→ **The task**: In the records that come next, find every line with "Остановить". Return those lines.

[Data about app and page elements]
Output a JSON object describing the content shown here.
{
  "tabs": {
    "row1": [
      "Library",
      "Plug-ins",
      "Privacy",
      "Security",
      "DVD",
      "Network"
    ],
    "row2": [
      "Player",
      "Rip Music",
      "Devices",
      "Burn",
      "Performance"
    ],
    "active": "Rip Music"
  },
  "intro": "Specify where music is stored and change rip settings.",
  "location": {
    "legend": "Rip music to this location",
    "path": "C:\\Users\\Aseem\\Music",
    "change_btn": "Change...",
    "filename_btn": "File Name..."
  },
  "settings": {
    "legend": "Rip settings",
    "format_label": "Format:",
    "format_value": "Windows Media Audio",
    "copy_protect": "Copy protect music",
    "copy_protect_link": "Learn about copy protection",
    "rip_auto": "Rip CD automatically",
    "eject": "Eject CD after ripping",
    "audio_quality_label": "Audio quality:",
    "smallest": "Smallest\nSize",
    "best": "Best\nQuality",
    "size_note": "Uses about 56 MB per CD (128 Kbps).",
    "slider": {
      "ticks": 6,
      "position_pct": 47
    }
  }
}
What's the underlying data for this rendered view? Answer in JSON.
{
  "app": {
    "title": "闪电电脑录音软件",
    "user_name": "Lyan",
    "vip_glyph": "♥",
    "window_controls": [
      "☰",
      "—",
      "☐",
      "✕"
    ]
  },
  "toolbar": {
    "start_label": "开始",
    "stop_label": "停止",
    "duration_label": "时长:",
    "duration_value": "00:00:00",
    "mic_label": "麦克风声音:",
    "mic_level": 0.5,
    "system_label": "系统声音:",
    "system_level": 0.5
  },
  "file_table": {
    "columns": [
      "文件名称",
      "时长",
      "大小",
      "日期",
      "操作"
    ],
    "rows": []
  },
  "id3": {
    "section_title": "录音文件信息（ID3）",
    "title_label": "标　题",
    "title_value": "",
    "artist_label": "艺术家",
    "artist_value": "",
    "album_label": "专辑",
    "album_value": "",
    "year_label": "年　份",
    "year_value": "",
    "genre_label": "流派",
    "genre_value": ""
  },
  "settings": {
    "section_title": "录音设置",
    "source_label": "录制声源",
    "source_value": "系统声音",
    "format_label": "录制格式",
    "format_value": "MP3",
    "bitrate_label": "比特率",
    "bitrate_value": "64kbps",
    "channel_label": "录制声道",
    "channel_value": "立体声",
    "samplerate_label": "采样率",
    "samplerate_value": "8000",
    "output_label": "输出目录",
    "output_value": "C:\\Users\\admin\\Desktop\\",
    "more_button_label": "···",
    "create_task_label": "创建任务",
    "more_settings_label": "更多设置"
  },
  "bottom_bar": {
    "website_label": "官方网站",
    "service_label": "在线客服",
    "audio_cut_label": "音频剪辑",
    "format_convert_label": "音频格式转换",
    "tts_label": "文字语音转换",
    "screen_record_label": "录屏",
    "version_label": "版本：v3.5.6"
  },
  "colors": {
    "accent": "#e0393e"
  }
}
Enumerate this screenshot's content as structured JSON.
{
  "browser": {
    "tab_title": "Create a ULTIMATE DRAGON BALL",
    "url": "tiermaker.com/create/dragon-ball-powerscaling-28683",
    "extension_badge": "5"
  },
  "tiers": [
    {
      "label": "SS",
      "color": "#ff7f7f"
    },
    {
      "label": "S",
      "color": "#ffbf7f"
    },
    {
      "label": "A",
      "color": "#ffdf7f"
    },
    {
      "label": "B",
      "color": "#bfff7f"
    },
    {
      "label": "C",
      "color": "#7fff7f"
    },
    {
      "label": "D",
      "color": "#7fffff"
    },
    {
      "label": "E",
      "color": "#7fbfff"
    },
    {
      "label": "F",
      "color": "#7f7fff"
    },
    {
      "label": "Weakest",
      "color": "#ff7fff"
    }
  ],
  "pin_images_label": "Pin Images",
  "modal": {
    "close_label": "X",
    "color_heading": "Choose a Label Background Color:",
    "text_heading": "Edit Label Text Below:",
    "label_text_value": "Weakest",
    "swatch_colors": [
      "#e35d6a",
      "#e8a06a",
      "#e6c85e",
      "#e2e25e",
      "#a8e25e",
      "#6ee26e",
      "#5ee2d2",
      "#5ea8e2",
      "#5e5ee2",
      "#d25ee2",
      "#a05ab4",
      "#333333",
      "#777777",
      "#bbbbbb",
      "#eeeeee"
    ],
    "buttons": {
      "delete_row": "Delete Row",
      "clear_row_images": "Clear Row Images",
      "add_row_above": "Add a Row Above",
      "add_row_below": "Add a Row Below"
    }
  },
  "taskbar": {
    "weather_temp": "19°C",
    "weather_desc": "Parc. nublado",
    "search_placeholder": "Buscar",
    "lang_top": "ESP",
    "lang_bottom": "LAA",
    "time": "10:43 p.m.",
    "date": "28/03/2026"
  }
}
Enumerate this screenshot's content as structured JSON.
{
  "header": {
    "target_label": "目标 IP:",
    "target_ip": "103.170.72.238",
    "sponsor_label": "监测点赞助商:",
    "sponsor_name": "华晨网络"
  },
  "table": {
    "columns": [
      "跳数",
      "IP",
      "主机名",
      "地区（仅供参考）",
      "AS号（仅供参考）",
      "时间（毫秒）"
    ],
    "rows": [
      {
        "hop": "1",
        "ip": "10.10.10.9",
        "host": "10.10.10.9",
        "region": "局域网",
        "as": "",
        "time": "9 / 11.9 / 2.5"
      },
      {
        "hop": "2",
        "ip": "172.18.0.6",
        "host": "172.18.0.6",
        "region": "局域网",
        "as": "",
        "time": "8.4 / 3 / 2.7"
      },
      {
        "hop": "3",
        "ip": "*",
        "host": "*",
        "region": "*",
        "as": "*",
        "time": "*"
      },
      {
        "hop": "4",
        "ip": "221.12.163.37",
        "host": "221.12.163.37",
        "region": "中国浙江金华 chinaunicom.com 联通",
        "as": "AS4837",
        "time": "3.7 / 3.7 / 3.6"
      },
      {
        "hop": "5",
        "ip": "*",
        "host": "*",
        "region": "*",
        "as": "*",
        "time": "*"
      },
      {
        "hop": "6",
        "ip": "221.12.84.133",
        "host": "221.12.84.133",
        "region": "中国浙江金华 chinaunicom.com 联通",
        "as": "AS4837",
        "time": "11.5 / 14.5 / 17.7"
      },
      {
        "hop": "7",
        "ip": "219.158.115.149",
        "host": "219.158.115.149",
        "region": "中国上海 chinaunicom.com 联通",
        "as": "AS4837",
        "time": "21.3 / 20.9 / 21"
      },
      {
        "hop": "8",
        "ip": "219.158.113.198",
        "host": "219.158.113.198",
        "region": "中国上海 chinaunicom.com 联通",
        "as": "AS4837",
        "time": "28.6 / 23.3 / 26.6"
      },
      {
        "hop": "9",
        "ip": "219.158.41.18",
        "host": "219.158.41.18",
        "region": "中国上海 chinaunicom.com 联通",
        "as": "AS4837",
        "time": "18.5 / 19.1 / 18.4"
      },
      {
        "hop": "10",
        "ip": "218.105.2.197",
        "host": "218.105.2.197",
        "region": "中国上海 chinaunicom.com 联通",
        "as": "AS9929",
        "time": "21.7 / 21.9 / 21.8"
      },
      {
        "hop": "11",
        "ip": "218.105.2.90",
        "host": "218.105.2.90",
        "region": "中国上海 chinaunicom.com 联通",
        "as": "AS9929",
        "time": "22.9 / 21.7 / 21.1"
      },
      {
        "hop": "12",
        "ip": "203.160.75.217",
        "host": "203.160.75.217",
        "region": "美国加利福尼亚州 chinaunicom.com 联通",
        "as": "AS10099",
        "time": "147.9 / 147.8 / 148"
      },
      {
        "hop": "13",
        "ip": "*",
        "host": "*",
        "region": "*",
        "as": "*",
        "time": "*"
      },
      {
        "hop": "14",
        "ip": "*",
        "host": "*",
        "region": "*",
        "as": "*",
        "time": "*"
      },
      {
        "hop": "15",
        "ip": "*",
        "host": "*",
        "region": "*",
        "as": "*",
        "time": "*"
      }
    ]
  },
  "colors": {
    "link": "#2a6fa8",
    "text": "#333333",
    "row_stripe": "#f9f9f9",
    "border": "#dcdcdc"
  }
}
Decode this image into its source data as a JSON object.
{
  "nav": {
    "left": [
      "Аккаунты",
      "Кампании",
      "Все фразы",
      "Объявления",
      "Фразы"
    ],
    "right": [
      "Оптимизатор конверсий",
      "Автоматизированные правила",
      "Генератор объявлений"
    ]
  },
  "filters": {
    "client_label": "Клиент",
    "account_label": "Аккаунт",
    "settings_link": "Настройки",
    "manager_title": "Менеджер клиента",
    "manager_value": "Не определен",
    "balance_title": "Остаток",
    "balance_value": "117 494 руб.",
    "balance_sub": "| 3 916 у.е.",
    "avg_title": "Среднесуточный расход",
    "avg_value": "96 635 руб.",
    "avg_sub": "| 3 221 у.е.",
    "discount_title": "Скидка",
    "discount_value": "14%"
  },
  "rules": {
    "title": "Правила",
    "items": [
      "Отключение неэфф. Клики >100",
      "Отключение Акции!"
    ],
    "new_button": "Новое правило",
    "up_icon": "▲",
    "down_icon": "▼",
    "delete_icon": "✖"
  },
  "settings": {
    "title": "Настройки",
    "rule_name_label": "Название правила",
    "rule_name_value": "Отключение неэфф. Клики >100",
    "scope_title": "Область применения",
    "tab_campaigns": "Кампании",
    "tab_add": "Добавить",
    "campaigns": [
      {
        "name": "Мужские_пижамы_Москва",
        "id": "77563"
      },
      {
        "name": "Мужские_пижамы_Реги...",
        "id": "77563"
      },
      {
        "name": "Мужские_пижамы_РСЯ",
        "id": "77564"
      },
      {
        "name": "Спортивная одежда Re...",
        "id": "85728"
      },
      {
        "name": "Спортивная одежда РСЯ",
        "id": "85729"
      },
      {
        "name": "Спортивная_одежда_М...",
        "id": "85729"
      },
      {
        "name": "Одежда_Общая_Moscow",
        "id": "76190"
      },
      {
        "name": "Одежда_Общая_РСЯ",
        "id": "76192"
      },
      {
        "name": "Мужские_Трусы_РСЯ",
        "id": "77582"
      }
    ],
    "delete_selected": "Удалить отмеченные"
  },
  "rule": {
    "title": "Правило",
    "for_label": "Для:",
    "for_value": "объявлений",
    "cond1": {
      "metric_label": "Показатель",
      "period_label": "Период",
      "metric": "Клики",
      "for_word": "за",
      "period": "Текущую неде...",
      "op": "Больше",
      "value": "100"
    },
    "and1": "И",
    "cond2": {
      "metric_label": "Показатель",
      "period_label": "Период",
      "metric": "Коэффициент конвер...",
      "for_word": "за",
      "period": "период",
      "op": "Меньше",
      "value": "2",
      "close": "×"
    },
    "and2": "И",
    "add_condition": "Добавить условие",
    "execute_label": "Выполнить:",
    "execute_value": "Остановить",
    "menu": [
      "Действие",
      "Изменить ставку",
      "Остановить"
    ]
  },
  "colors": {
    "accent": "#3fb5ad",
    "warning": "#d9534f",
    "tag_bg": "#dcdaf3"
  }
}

→ **Solution to this task**:
    "execute_value": "Остановить",
      "Остановить"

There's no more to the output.